The unabashedly liberal senator is showing a bit of pragmatism as he pursues his opus. While he marches forward with his proposal, he is also acknowledging the very real hurdles entrenched in his path. With Trump occupying the White House and Republicans controlling both the House and Senate, achieving the liberal Holy Grail of policies won’t happen anytime soon.
“It’s not going to happen with that kind of political reality,” Sanders said. “If we are going to win this thing it has to be well-organized and well-thought-out. It has to be a national movement.”
Sanders said “the job right now is to energize millions of people across the country.” For Sanders, that means traveling the country, as he has continued to do since ending his presidential campaign in July 2016. It means getting doctors, nurses, unions and “ordinary working people” on board “who understand that health care is a right and not a commodity.”
There will be fierce opposition. Sanders said he expects insurance companies, drug companies, “the entire political and media establishment” and “parts of the Democratic Party” to mobilize against the proposal.
“This legislation is not going to be won overnight. I suspect at least tens and tens of millions of dollars will be spent against us,” he said. “What you’re going to need is a groundswell and a very, very strong grassroots movement, which is part of what I have called the political revolution.”
Sanders, and his Senate campaign committee, Friends of Bernie Sanders, are gearing up for the fight. As The Guardian recently reported, Sanders’ campaign has launched a six-figure ad campaign on Google and Facebook to promote Medicare-for-all. The campaign has also sent emails to millions of Sanders’ supporters seeking their input and promoting the plan.
Sanders and his aides have been working for months on both the policy and the strategy to pass it. Aides say the blueprints are straight from Sanders and rely on his political instincts. They are bolstered by a recent Quinnipiac Poll released earlier this month that found a slight majority of Americans — 51 to 38 percent — support the idea.
“There is growing support. Nobody will debate the fact — and this last poll makes that clear — there is more and more support, not only from Democrats and independents, but from Republicans as well,” Sanders said.

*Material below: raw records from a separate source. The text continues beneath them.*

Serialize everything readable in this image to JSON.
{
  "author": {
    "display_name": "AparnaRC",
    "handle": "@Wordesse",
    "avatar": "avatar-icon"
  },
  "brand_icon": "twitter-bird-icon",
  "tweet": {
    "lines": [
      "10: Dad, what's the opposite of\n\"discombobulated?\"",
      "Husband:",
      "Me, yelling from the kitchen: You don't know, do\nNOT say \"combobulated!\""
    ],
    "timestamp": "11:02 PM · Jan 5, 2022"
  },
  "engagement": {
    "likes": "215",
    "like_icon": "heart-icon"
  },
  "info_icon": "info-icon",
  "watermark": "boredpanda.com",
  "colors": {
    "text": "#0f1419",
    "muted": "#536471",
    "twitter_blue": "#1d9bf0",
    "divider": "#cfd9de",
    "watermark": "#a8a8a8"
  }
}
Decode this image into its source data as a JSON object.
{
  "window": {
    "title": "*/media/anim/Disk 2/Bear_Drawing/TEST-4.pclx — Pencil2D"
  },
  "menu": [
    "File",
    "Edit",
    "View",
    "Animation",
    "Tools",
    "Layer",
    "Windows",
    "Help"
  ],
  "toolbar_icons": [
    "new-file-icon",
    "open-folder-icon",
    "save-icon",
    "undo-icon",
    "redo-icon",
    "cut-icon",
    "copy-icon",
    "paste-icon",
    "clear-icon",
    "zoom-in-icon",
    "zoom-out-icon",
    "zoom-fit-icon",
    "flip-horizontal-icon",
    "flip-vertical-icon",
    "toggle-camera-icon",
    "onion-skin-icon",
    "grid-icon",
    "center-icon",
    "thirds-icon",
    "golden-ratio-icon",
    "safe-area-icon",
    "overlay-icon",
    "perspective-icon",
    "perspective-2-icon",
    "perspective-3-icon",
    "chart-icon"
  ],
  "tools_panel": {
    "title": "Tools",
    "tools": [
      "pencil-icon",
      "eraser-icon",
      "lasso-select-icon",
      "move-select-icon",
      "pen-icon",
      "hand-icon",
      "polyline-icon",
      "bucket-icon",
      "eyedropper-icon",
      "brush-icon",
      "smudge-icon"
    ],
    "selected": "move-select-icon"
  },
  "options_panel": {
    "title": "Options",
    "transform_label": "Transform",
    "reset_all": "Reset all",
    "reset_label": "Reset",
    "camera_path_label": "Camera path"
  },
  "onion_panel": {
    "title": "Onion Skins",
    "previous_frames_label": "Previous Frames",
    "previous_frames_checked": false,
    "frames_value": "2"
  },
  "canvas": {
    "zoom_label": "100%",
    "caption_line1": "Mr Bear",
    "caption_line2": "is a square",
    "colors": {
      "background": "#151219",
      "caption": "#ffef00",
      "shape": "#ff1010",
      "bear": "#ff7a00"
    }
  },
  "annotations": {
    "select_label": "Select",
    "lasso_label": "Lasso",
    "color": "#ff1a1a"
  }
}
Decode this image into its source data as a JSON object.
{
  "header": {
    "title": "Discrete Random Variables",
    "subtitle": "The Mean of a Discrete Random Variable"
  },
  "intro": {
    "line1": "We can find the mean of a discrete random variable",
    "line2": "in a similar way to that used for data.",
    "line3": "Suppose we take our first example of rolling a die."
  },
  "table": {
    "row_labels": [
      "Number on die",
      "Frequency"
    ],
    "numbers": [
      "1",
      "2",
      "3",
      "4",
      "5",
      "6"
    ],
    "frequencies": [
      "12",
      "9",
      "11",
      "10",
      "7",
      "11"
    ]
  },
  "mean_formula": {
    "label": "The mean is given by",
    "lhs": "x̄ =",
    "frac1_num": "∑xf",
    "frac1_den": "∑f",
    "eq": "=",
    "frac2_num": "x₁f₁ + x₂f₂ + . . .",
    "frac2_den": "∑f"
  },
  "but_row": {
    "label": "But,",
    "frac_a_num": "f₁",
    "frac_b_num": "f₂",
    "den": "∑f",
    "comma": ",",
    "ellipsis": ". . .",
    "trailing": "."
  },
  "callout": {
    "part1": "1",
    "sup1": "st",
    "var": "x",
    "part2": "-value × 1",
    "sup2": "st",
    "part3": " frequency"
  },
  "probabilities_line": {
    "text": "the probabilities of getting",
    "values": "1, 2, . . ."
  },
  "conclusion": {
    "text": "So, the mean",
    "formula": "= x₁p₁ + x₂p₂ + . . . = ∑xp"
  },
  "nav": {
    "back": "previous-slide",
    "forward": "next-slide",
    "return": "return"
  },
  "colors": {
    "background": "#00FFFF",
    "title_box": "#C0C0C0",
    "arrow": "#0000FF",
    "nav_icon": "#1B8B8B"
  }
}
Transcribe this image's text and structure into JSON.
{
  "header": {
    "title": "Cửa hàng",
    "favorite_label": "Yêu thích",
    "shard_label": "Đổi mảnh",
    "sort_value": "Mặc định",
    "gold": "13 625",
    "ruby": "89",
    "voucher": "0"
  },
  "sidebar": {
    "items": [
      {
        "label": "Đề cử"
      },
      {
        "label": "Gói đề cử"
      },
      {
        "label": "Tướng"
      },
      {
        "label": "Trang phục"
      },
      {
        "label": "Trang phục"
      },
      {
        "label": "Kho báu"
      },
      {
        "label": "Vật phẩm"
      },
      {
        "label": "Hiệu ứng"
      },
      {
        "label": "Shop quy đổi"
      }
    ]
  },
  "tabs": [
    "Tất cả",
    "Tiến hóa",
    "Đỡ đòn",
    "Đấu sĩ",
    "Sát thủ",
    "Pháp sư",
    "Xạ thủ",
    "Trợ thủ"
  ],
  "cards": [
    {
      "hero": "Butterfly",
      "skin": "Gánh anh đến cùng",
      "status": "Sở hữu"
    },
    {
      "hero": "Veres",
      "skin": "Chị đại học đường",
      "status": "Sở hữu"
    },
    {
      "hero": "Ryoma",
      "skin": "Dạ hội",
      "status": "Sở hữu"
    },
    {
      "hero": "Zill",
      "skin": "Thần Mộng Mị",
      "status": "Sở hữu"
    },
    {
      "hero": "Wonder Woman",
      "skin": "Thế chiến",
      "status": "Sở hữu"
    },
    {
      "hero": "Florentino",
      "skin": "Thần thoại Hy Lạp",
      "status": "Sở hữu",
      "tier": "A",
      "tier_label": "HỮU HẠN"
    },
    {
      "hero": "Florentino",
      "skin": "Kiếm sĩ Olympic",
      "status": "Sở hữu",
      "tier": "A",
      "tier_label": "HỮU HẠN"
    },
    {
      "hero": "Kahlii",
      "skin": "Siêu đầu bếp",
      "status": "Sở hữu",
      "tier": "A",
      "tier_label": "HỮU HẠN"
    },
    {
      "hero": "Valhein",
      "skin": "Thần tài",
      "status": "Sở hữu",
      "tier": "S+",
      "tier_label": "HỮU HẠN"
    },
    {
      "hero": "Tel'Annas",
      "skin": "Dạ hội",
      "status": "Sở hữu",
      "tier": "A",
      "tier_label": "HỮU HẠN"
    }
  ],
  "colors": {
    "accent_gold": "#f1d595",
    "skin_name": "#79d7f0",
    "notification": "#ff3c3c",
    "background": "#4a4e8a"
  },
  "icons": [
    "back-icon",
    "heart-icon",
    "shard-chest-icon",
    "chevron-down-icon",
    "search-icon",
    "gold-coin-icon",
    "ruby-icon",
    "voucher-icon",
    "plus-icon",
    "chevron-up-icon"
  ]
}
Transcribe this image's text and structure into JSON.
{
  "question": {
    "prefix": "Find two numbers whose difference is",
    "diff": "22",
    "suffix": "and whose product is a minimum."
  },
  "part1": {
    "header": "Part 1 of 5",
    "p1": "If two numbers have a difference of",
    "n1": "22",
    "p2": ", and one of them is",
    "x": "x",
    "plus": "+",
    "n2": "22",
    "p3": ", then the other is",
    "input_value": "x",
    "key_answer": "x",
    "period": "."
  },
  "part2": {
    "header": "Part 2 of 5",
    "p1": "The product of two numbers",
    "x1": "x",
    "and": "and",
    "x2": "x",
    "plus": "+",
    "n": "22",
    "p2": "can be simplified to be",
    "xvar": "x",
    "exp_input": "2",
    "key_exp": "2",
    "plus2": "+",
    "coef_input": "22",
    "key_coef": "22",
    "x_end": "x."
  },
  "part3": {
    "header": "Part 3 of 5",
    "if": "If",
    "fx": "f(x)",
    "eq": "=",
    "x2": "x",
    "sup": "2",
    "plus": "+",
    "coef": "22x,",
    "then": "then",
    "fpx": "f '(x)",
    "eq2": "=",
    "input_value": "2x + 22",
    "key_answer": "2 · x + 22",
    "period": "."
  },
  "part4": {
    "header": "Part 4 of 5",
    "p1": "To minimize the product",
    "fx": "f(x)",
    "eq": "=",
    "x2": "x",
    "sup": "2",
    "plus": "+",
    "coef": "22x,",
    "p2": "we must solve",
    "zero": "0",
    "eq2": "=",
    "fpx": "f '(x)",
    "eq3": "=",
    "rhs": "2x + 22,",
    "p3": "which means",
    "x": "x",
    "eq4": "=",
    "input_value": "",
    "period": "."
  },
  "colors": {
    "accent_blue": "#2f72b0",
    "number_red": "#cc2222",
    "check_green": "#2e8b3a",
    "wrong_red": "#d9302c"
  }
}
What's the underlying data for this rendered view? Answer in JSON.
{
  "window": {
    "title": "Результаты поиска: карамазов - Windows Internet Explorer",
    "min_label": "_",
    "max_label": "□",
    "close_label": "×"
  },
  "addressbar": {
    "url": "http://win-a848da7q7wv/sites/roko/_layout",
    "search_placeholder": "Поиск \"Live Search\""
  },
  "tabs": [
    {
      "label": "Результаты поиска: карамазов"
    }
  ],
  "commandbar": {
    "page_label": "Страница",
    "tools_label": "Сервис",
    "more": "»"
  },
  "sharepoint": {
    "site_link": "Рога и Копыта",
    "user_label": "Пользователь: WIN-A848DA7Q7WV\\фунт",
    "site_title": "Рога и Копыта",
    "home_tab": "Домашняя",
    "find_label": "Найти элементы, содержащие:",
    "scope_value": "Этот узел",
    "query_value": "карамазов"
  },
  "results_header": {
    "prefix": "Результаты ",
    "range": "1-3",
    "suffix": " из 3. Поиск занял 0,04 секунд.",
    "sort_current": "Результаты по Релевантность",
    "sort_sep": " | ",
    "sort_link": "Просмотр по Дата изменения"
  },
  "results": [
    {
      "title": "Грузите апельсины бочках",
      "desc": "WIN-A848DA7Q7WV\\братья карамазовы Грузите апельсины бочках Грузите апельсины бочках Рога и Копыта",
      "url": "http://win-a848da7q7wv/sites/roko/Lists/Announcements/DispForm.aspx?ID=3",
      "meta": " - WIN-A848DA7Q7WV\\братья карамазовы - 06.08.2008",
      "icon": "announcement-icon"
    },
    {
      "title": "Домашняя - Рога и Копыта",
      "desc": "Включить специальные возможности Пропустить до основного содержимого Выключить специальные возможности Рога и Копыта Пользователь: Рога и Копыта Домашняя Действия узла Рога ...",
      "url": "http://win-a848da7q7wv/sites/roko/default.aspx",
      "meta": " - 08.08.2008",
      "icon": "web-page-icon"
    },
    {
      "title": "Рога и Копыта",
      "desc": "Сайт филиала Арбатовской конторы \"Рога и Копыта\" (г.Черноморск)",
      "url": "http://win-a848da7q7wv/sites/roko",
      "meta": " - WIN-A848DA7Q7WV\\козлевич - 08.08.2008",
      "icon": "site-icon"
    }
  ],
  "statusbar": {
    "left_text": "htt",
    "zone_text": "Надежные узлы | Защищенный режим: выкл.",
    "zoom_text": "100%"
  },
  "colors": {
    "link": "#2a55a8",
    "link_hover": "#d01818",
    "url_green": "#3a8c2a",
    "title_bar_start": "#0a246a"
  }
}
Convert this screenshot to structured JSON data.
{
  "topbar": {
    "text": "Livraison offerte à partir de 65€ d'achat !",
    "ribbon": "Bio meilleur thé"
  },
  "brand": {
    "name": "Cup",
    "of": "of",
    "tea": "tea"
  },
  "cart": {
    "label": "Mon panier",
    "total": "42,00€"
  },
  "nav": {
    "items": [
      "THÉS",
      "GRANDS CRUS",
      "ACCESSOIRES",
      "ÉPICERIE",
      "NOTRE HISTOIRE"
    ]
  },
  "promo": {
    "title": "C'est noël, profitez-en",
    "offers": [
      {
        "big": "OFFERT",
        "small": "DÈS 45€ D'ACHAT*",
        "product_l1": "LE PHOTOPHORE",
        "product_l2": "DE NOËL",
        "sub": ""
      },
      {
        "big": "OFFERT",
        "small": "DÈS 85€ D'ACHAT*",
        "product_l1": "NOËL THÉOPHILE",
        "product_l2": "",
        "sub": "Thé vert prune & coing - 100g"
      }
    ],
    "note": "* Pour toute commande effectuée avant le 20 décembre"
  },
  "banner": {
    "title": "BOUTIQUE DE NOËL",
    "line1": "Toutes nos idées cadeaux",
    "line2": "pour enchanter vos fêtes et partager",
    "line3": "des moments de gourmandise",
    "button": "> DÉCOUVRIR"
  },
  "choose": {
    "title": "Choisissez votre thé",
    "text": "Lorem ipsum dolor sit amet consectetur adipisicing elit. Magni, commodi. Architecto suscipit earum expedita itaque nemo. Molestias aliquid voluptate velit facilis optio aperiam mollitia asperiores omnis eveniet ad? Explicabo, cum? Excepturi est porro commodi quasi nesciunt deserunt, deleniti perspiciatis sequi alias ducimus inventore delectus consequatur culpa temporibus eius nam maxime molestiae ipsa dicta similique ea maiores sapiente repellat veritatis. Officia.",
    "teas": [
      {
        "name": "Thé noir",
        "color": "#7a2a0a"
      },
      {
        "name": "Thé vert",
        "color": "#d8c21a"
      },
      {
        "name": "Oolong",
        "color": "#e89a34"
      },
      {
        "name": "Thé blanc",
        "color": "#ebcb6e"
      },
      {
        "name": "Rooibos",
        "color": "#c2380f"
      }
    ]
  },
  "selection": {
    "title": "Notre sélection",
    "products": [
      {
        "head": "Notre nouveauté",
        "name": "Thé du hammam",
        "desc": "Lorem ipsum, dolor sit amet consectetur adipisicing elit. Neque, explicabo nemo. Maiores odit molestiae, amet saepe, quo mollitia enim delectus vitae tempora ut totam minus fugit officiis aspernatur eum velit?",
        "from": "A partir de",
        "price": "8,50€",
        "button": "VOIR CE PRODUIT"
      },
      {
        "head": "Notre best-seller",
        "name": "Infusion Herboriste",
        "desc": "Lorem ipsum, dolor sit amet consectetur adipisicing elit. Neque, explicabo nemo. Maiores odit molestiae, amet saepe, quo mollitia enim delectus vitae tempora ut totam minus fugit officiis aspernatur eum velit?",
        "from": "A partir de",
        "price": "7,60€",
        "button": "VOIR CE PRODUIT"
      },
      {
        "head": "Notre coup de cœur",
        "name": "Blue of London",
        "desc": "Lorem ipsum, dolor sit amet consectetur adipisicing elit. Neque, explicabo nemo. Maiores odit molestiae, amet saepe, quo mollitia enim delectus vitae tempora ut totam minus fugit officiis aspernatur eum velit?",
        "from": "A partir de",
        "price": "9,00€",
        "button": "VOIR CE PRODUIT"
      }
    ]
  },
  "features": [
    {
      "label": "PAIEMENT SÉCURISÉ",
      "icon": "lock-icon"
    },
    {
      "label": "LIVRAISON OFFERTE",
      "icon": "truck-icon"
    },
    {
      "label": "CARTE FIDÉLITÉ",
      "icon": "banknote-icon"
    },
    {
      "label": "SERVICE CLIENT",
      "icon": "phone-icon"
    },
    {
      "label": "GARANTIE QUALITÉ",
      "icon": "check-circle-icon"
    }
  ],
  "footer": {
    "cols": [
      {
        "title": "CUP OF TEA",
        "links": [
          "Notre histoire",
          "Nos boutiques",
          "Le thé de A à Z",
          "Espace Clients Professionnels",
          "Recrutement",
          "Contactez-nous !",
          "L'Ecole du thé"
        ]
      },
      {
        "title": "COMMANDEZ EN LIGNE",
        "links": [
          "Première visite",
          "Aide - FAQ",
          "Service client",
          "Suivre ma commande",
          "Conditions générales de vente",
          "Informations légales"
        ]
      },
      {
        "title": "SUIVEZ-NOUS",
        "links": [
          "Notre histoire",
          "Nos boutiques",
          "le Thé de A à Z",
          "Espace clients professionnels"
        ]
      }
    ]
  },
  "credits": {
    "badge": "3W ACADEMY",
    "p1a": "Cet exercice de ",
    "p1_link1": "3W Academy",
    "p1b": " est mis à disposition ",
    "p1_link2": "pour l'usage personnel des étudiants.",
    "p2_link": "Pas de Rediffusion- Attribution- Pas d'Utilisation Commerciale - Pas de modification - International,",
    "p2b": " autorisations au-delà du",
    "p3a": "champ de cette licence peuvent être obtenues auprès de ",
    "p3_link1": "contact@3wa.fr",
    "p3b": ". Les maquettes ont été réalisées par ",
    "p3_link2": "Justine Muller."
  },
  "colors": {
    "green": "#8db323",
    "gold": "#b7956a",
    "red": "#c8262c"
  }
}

The plan is more popular among Democrats and independents, with 67 percent and 51 percent support, respectively. Republicans, meanwhile, are more skeptical, with 29 percent supporting it and 62 percent opposing it.
Sanders is also banking on Americans heeding his message that a Medicare-for-all system is “not a radical idea.” If Medicare works for seniors it can work for everyone, he said.
“It is a popular program. It has done what it was supposed to have done. It has extended the life of seniors, kept them healthier and kept them happier,” Sanders said.
The challenge for Sanders will be balancing the desire of single-payer supporters for immediate action with the existential political reality. Sanders is playing the long game but supporters may grow impatient. As Sanders embarks on his Medicare-for-all campaign, he will have to temper expectations while building more support.
“What has to be understood is that if we were to pass a Medicare-for-all bill, this would be the most significant piece of legislation, in my view, domestic piece of legislation, since the 1930s,” he said. “We will learn from all failures and try to develop that coalition that can finally give the people of the United States what every other major country has.”